Browsing School of Medicine by Author "Jackson, Sarah S."

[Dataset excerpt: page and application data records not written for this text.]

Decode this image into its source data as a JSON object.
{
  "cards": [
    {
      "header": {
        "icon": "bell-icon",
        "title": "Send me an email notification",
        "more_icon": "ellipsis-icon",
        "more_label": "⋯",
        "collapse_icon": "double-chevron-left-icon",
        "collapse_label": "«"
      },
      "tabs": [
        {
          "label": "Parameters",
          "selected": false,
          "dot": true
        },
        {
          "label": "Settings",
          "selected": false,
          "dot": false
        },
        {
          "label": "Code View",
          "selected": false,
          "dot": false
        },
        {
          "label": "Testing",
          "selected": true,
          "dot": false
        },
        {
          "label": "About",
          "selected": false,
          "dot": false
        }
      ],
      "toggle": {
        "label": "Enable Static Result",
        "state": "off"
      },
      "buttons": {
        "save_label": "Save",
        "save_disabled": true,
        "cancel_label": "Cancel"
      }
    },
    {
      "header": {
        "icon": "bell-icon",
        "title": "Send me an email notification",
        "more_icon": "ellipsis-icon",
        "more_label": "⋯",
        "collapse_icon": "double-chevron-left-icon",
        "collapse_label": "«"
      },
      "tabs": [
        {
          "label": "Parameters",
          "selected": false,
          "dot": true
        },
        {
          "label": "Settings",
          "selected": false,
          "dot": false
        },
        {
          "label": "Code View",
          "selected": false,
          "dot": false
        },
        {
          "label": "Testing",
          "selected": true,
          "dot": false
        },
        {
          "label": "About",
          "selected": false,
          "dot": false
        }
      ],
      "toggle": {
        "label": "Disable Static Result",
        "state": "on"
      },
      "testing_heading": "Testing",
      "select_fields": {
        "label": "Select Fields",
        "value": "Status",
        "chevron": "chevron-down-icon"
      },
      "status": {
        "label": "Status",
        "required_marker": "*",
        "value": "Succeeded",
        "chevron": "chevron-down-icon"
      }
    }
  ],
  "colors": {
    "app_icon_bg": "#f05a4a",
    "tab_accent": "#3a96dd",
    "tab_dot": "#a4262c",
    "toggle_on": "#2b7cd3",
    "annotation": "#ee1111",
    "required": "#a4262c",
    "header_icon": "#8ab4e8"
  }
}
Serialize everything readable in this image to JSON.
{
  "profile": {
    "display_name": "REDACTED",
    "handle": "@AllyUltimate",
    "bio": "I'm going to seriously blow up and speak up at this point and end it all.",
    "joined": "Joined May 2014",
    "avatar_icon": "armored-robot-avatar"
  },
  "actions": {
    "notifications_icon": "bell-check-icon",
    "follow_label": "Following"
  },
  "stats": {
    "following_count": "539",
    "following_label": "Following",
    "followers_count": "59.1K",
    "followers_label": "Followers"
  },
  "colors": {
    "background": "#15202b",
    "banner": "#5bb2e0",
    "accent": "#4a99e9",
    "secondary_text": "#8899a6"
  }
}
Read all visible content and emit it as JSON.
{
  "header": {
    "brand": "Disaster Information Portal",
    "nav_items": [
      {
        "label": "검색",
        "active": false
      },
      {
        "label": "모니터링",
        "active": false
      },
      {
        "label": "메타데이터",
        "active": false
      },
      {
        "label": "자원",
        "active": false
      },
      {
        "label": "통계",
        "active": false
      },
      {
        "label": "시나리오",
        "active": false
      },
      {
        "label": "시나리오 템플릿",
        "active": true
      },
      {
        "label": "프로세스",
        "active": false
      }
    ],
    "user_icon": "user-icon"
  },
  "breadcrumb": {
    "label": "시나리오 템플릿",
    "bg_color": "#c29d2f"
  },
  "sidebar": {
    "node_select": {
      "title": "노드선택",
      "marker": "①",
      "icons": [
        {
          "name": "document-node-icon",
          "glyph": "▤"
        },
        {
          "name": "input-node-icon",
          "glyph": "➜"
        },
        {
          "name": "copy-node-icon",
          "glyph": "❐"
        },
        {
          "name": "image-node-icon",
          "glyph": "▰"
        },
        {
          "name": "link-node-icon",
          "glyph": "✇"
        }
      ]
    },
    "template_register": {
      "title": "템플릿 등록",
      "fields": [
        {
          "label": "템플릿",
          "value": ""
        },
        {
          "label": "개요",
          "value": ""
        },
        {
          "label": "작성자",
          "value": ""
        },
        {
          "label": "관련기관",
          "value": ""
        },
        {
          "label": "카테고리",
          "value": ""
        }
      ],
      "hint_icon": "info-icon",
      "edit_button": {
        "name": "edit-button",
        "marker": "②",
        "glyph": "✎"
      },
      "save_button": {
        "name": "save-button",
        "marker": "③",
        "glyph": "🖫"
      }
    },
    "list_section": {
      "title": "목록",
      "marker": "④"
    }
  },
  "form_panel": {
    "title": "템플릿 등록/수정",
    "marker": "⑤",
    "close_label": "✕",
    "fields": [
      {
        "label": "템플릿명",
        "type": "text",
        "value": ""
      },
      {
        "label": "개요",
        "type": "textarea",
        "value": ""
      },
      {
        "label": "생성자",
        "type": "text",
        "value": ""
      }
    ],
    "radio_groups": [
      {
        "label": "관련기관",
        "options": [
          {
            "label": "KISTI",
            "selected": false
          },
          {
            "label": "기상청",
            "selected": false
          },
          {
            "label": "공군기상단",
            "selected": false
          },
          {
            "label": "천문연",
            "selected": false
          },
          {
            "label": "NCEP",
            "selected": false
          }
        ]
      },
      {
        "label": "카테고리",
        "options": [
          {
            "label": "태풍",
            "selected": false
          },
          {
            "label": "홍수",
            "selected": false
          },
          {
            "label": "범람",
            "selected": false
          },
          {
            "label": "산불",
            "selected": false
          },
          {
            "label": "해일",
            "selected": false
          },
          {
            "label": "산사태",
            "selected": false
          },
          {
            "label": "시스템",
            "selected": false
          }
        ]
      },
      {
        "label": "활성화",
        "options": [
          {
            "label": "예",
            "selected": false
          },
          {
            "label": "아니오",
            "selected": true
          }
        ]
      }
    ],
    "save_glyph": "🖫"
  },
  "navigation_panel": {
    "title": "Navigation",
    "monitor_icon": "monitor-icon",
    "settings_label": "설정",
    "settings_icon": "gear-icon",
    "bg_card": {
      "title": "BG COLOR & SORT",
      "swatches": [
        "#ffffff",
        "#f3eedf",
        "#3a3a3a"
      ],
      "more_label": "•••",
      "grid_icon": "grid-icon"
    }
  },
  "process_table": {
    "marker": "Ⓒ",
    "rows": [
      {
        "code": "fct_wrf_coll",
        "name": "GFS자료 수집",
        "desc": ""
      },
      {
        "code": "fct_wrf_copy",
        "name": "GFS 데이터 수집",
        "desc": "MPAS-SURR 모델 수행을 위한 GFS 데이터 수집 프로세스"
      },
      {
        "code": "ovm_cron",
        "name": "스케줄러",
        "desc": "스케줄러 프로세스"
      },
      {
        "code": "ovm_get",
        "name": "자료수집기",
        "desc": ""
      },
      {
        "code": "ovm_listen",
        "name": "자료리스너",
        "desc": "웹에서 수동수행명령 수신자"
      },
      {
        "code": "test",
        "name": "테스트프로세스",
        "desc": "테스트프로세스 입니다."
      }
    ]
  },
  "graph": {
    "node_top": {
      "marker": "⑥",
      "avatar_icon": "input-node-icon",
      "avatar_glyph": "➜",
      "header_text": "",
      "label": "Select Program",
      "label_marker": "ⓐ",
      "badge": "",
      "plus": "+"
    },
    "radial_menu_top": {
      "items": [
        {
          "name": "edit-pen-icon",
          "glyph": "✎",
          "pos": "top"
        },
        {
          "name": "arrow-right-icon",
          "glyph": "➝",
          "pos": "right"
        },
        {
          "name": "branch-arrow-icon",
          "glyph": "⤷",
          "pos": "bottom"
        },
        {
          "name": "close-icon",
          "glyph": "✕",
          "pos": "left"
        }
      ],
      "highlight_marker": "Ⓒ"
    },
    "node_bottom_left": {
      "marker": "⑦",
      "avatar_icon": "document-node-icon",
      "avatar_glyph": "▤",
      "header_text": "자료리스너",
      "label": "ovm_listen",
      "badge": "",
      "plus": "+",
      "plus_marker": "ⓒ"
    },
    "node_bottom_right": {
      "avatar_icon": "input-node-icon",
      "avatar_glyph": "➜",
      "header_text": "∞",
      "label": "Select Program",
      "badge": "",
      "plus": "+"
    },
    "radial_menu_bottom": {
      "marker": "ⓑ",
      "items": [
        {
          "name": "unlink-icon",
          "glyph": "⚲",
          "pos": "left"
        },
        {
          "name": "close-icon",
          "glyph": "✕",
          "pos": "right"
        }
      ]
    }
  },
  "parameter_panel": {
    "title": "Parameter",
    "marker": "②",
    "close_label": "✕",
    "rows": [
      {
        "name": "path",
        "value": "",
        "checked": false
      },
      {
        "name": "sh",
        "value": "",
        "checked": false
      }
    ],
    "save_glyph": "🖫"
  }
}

Risk factors for transmission of multidrug-resistant organisms and acquisition of healthcare-associated infectionsJackson, Sarah S.; Harris, Anthony D.; 0000-0001-6986-8842 (2018)Background: Healthcare-associated infections (HAI) increase hospitalized patients' morbidity and mortality. In order to prevent the spread of HAI among patients in the healthcare setting, a better understanding of transmission dynamics and how patient-level factors influence acquisition is needed. Objectives: To estimate the association between patients' bacterial burden of vancomycin-resistant Enterococcus (VRE) and transmission to others and to build risk adjustment models taking into account patient case-mix for a more accurate comparison of rates HAIs between hospitals. Methods: Using a prospective cohort design, quantitative cultures (perianal, skin, and stool samples) were obtained from VRE-colonized ICU patients at the University of Maryland Medical Center. The association between patient bacterial burden and transmission to healthcare workers (HCW) gloves or gowns was estimated using generalized estimating equations. HCWs were observed during patient care to identify risk factors for transmission. Retrospective cohorts of surgical and ICU patients in 28 US hospitals were assembled to build risk adjustment models using hospital discharge codes for surgical site infections and central line-associated bloodstream infections using mixed models. Results: There were 71 transmission events among 479 HCW-patient interactions. VRE transmission was associated with VRE burden on the perianal swab (OR: 1.37 [95% CI 1.19, 1.57]); skin swabs (OR: 2.14 [95% CI: 1.51, 3.02)]; and in the stool (OR: 1.95 [95% CI: 1.39, 2.72]). Independent risk factors for transmission of VRE to HCWs in a multivariable model were touching the patients' skin (OR: 2.18 [95% CI: 1.15, 4.13]) and transferring the patient in/out of bed (OR: 2.66 [95% CI: 1.15, 6.43]). There were 573 (1.3%) surgical site infections among the 45,394 surgical patients and the risk adjustment model yielded a C-statistic was 0.73 (95% CI, 0.71-0.75). Of the 85,849 ICU patients, 162 (0.2%) developed a central line-associated bloodstream infection and the risk adjustment model yielded a C-statistic of 0.64 (95% CI, 0.60-0.69). Conclusions: Our first study shows that ICU patients with higher bacterial burden are more likely to transfer VRE to HCWs. Our second study demonstrates the importance of including comorbidities in risk adjustment models. These findings have implications for infection control interventions and HAI rate comparisons.